Different Types Of Mudras
There are some common mudras that the majority of Buddhist practices. These mudras are practised in Hinduism and in other sects as well. They are
- Jnana Mudra
- Dhyana Mudra
- Abhaya Mudra
- Karana Mudra
- Bodhyangi Mudra
- Bhumisparsa Mudra
- Dhammachakra Mudra
- Vajra Mudra
- Varada Mudra
- Vitarka Mudra
Hasta Mudra is used in Nepali and Indian classical dance as well. Twenty four mudras are described in Natya Shastra, and the Abhinaya Darpana of Nandikeshvara describes 28 Mudras. In all the forms of Nepali and Indian classical dance, the mudras are similar or same, though the names and uses vary. There are 24 root mudras in Kathakali, 32 root mudras in Bharatanatyam, and 20 in Odissi. These root mudras are combined in multiple ways, such as one hand, two hands, arm movements, body gesture and facial expressions.

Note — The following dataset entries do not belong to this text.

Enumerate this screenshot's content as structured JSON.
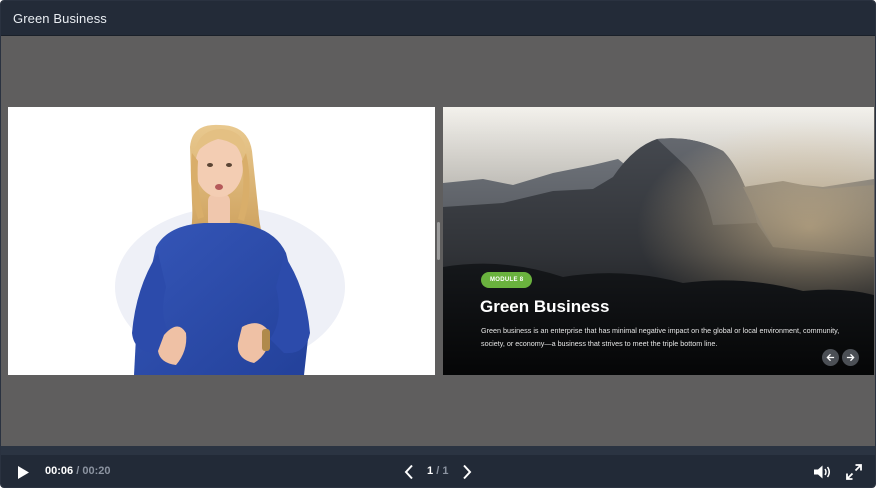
{
  "window": {
    "title": "Green Business"
  },
  "slide": {
    "badge": "MODULE 8",
    "title": "Green Business",
    "body": "Green business is an enterprise that has minimal negative impact on the global or local environment, community, society, or economy—a business that strives to meet the triple bottom line.",
    "prev_icon": "arrow-left-icon",
    "next_icon": "arrow-right-icon",
    "accent_color": "#6ab23e"
  },
  "player": {
    "current_time": "00:06",
    "separator": "/",
    "total_time": "00:20",
    "page_current": "1",
    "page_separator": "/",
    "page_total": "1",
    "play_icon": "play-icon",
    "prev_page_icon": "chevron-left-icon",
    "next_page_icon": "chevron-right-icon",
    "volume_icon": "volume-icon",
    "fullscreen_icon": "fullscreen-icon",
    "progress": 0.3
  }
}
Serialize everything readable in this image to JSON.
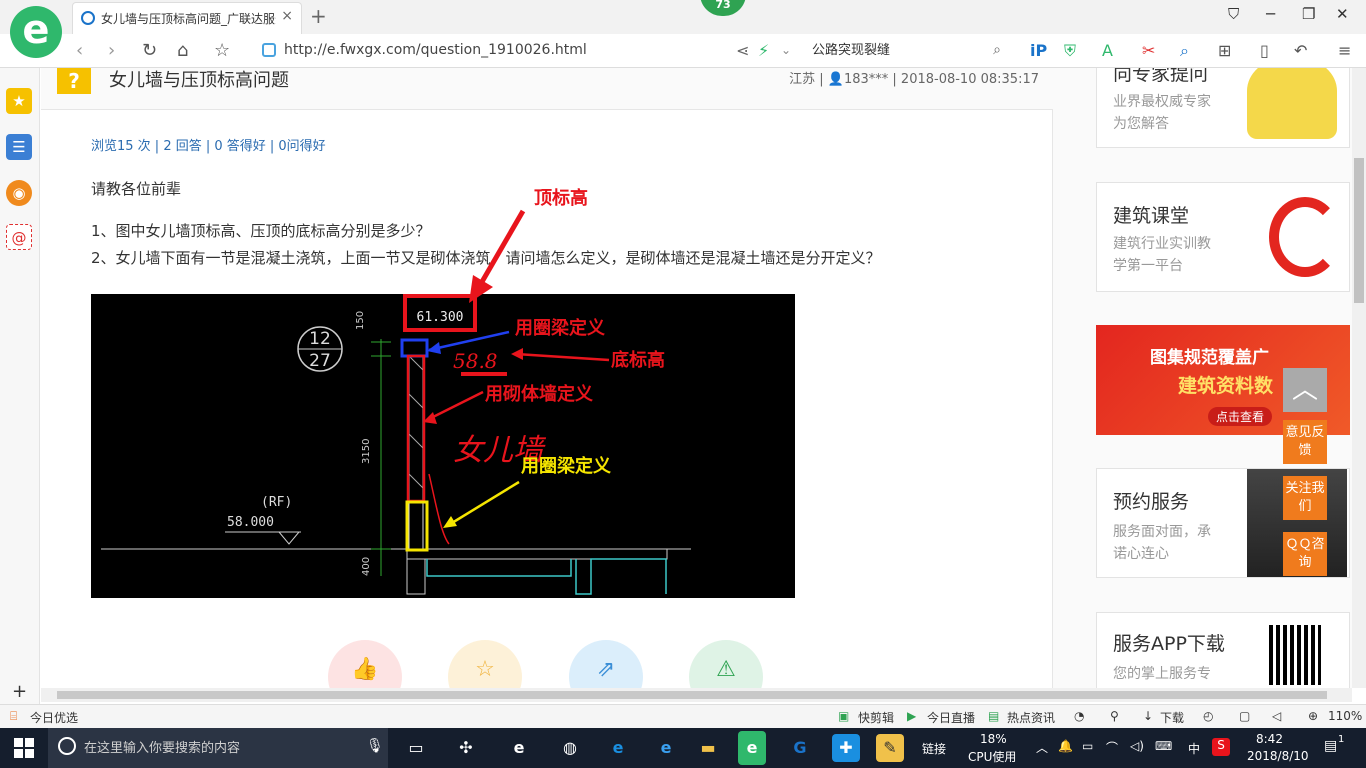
{
  "browser": {
    "tab_title": "女儿墙与压顶标高问题_广联达服务新干线",
    "tab_close": "×",
    "new_tab": "+",
    "notification_count": "73",
    "url": "http://e.fwxgx.com/question_1910026.html",
    "search_placeholder": "公路突现裂缝",
    "window_buttons": {
      "minimize": "─",
      "maximize": "❐",
      "close": "✕",
      "skin": "⛉"
    }
  },
  "page": {
    "question_title": "女儿墙与压顶标高问题",
    "meta": "江苏 | 👤183*** | 2018-08-10 08:35:17",
    "stats": "浏览15 次 | 2 回答 | 0 答得好 | 0问得好",
    "greeting": "请教各位前辈",
    "question_1": "1、图中女儿墙顶标高、压顶的底标高分别是多少？",
    "question_2": "2、女儿墙下面有一节是混凝土浇筑，上面一节又是砌体浇筑，请问墙怎么定义，是砌体墙还是混凝土墙还是分开定义？"
  },
  "drawing": {
    "anno_top": "顶标高",
    "anno_ring_beam_1": "用圈梁定义",
    "anno_bottom": "底标高",
    "anno_masonry": "用砌体墙定义",
    "anno_ring_beam_2": "用圈梁定义",
    "handwritten_elev": "58.8",
    "handwritten_wall": "女儿墙",
    "elev_top": "61.300",
    "elev_roof_tag": "(RF)",
    "elev_roof": "58.000",
    "detail_top": "12",
    "detail_bottom": "27",
    "dim_150": "150",
    "dim_3150": "3150",
    "dim_400": "400"
  },
  "sidebar": {
    "card_expert": {
      "title": "向专家提问",
      "sub1": "业界最权威专家",
      "sub2": "为您解答"
    },
    "card_class": {
      "title": "建筑课堂",
      "sub1": "建筑行业实训教",
      "sub2": "学第一平台"
    },
    "banner": {
      "line1": "图集规范覆盖广",
      "line2": "建筑资料数",
      "button": "点击查看"
    },
    "card_service": {
      "title": "预约服务",
      "sub1": "服务面对面，承",
      "sub2": "诺心连心"
    },
    "card_app": {
      "title": "服务APP下载",
      "sub1": "您的掌上服务专"
    },
    "float_feedback": "意见反馈",
    "float_follow": "关注我们",
    "float_qq": "ＱＱ咨询",
    "float_top": "︿"
  },
  "statusbar": {
    "left": "今日优选",
    "kuaijianji": "快剪辑",
    "live": "今日直播",
    "news": "热点资讯",
    "download": "下载",
    "zoom": "110%"
  },
  "taskbar": {
    "search_placeholder": "在这里输入你要搜索的内容",
    "link": "链接",
    "cpu_percent": "18%",
    "cpu_label": "CPU使用",
    "ime": "中",
    "time": "8:42",
    "date": "2018/8/10",
    "notifications": "1"
  },
  "colors": {
    "accent_green": "#2fb86c",
    "link_blue": "#2b6cb0",
    "annotation_red": "#e8141c",
    "annotation_yellow": "#f5e500",
    "float_orange": "#f07b1d"
  }
}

Satyananda Saraswati Categorized Mudra In Five Groups(Yoga):
1. Hasta (Hand) Mudras
The Hand Mudras redirect pranic force chucked out the hands back into the body. Each of the fingers has special effects on the body. Example of Hasta Mudras are- Jnana Mudra, Dhyana Mudra, Hridaya Mudra, etc.
2. Mana (Head) Mudras:
Mana Mudras are an integral part of Kundalini yoga. Each of this category of mudra requires meditation. Examples- Shambhavi Mudra, Khechari Mudra, Shanmukhi Mudra etc.
3. Kaya (Postural) Mudras
Kaya Mudras involve physical postures with the proper linkage of breathing and concentration. Examples- Viparita Karani Mudra, Yoga Mudra, etc.
4. Bandha (Lock) Mudras
Both Mudra and Bandha are combined in this type of Mudras. These practices recharge the prana to prepare for Kundalini activation. Examples- Maha Mudra, Maha Bheda Mudra, etc.
5. Adhara (Perineal) Mudras
Perennial Mudras are very important to flow the energy from the root level to the brain. The basic and fundamental energy is involved with this practice. Ashwini Mudra and Vajroli Mudra are examples of Adhara Mudras.